If Franchione can't possibly lose enough games next season, well, at least he showed good taste when he stepped inside the Robinson home. Ramzee's mother still works two jobs daily - one at Wal-Mart, one at a fast-food restaurant - and his father still works 15-hour shifts as a chef. Ramzee himself began flipping burgers at 15. They were all saving up for college in case a stranger like Franchione never knocked on their door with a scholarship and a vow.
As it turned out, the coach didn't guide Ramzee to manhood; the kid managed that on his own. He said he would stay in Tuscaloosa and earn his degree. He said he didn't believe it was right to punish Alabama for Franchione's flaws.

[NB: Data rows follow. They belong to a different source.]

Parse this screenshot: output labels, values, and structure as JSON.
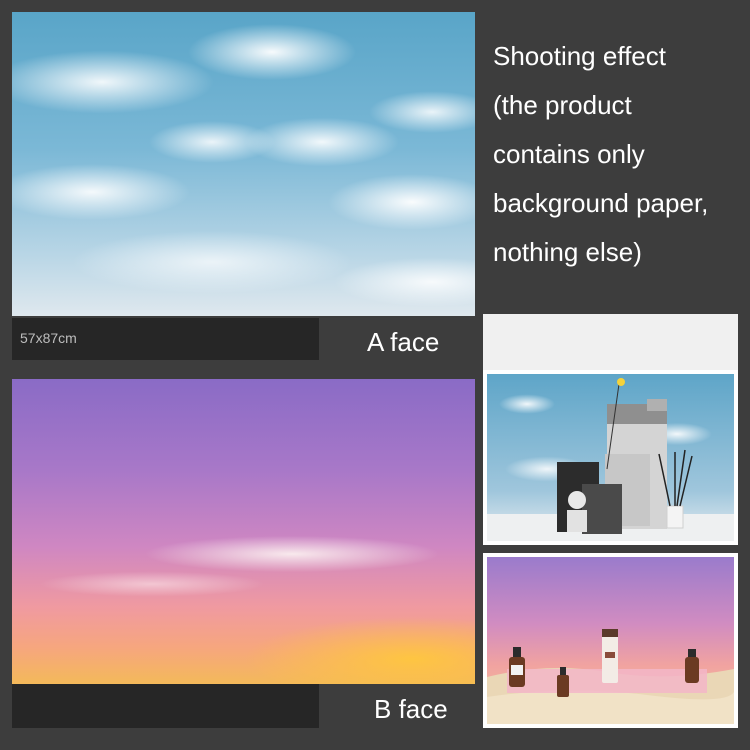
{
  "effect_text": {
    "lines": [
      "Shooting effect",
      "(the product",
      "contains only",
      "background paper,",
      "nothing else)"
    ]
  },
  "a_face": {
    "size_label": "57x87cm",
    "label": "A face"
  },
  "b_face": {
    "label": "B face"
  },
  "colors": {
    "background": "#3d3d3d",
    "caption_bar": "#262626",
    "text": "#ffffff"
  }
}
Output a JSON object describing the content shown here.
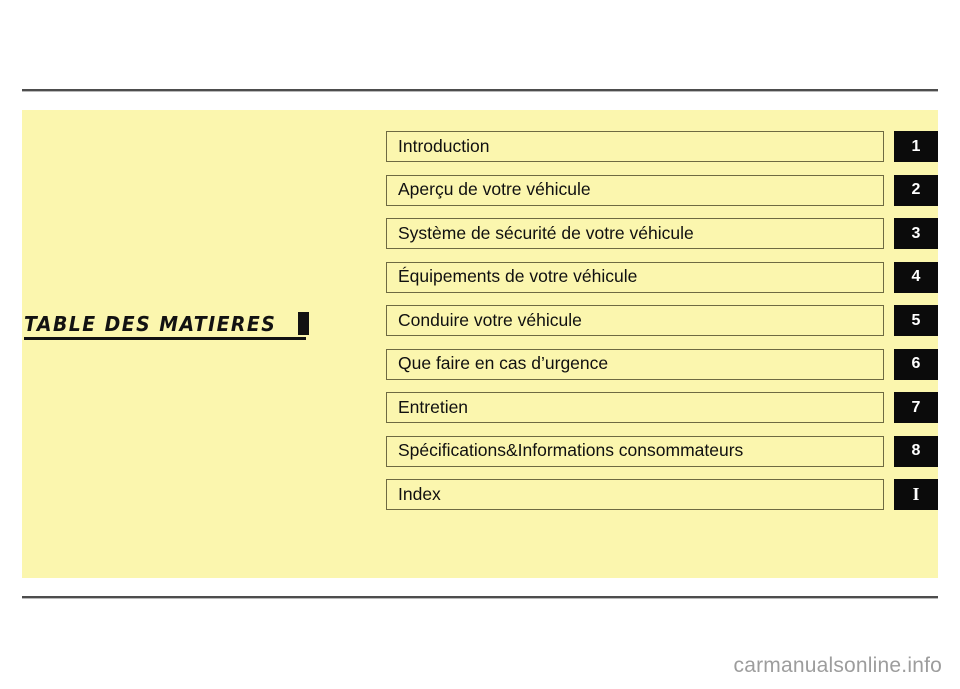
{
  "page": {
    "title": "TABLE  DES  MATIERES",
    "panel_color": "#fbf6ae",
    "tab_color": "#0b0b0b",
    "border_color": "#6e6a42"
  },
  "contents": {
    "entries": [
      {
        "label": "Introduction",
        "tab": "1",
        "tab_style": "sans"
      },
      {
        "label": "Aperçu de votre véhicule",
        "tab": "2",
        "tab_style": "sans"
      },
      {
        "label": "Système de sécurité de votre véhicule",
        "tab": "3",
        "tab_style": "sans"
      },
      {
        "label": "Équipements de votre véhicule",
        "tab": "4",
        "tab_style": "sans"
      },
      {
        "label": "Conduire votre véhicule",
        "tab": "5",
        "tab_style": "sans"
      },
      {
        "label": "Que faire en cas d’urgence",
        "tab": "6",
        "tab_style": "sans"
      },
      {
        "label": "Entretien",
        "tab": "7",
        "tab_style": "sans"
      },
      {
        "label": "Spécifications&Informations consommateurs",
        "tab": "8",
        "tab_style": "sans"
      },
      {
        "label": "Index",
        "tab": "I",
        "tab_style": "serif"
      }
    ]
  },
  "footer": {
    "watermark": "carmanualsonline.info"
  }
}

"I committed right when the NCAA penalty was announced," Ramzee said, "and Coach Fran said we'd get through the probation together. Then he just stranded his children, and now that's going to hurt him every time he lays down at night.
"I hope Coach Fran learns from his mistakes. I'm Christian, so I'll pray for him to come back and talk to us, because that would help so much."
At 18, Ramzee Robinson is old enough to know he shouldn't hold his breath.
Rose, Selig meet, sources say
Daugherty: Reds strike out with Griffey
Xavier 68, Miami 58
Miami's charge too late
UC-XU handshake tiff ends
Guidugli's turnaround mirrors UC's fortunes
Cats thriving on early togetherness
Irish debut in Top 10
Hoosiers top Vandy
LeBeau's confidence unwavering
NFL coaches on the hot seat
Lung injury vs. Panthers ails Warrick
MNF: Dolphins 27, Bears 9
Steelers struggling to put Texans loss behind them
Trio emerging as NFL's top powers
League admits to missed call
UK coach to Baylor?
Not a friendly visit this time for Bucks
Coach Franchione's words as empty as his office
Iowa's Brad Banks is AP Player of the Year
Western Kentucky dismisses player after playoff brawl
Georgia fans already bashing FSU Sugar Bowl opponents
UCLA coach fired
HIGH SCHOOL SPORTS
No. 2 St. Ursula runs past Badin
High school sports results, schedules
Kroger Classic Sept. 1-7
Hunters took 133,163 deer in weeklong gun season
Ex-Duck winning in Anaheim
Sports on TV